Your objective
Could you return every record below exactly as it is written?

Component data from apps and pages
<<<<

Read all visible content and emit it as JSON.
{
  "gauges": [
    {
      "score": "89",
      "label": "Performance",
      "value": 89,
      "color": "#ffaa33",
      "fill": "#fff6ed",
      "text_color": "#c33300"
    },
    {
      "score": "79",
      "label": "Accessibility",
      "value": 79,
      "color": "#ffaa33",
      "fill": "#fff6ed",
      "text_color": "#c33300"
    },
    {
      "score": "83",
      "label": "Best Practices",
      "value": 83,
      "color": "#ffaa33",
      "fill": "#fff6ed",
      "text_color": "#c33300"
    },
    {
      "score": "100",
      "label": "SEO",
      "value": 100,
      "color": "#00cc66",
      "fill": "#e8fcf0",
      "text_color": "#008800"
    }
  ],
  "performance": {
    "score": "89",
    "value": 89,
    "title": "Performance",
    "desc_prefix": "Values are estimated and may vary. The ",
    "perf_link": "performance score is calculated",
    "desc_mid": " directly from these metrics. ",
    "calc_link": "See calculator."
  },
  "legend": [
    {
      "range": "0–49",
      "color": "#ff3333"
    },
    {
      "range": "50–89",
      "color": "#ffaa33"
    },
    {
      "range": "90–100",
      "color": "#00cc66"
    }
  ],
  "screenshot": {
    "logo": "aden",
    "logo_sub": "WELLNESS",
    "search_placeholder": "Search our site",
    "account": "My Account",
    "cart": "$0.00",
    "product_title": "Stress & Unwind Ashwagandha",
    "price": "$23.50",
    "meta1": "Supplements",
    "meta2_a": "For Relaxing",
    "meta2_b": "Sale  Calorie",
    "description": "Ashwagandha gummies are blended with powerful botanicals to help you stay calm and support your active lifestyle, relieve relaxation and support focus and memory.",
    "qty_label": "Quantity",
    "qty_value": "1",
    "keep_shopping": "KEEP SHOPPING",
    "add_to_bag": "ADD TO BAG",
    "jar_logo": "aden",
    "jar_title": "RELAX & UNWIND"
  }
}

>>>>

Exercise output
Read all visible content and emit it as JSON.
{
  "gauges": [
    {
      "score": "89",
      "label": "Performance",
      "value": 89,
      "color": "#ffaa33",
      "fill": "#fff6ed",
      "text_color": "#c33300"
    },
    {
      "score": "79",
      "label": "Accessibility",
      "value": 79,
      "color": "#ffaa33",
      "fill": "#fff6ed",
      "text_color": "#c33300"
    },
    {
      "score": "83",
      "label": "Best Practices",
      "value": 83,
      "color": "#ffaa33",
      "fill": "#fff6ed",
      "text_color": "#c33300"
    },
    {
      "score": "100",
      "label": "SEO",
      "value": 100,
      "color": "#00cc66",
      "fill": "#e8fcf0",
      "text_color": "#008800"
    }
  ],
  "performance": {
    "score": "89",
    "value": 89,
    "title": "Performance",
    "desc_prefix": "Values are estimated and may vary. The ",
    "perf_link": "performance score is calculated",
    "desc_mid": " directly from these metrics. ",
    "calc_link": "See calculator."
  },
  "legend": [
    {
      "range": "0–49",
      "color": "#ff3333"
    },
    {
      "range": "50–89",
      "color": "#ffaa33"
    },
    {
      "range": "90–100",
      "color": "#00cc66"
    }
  ],
  "screenshot": {
    "logo": "aden",
    "logo_sub": "WELLNESS",
    "search_placeholder": "Search our site",
    "account": "My Account",
    "cart": "$0.00",
    "product_title": "Stress & Unwind Ashwagandha",
    "price": "$23.50",
    "meta1": "Supplements",
    "meta2_a": "For Relaxing",
    "meta2_b": "Sale  Calorie",
    "description": "Ashwagandha gummies are blended with powerful botanicals to help you stay calm and support your active lifestyle, relieve relaxation and support focus and memory.",
    "qty_label": "Quantity",
    "qty_value": "1",
    "keep_shopping": "KEEP SHOPPING",
    "add_to_bag": "ADD TO BAG",
    "jar_logo": "aden",
    "jar_title": "RELAX & UNWIND"
  }
}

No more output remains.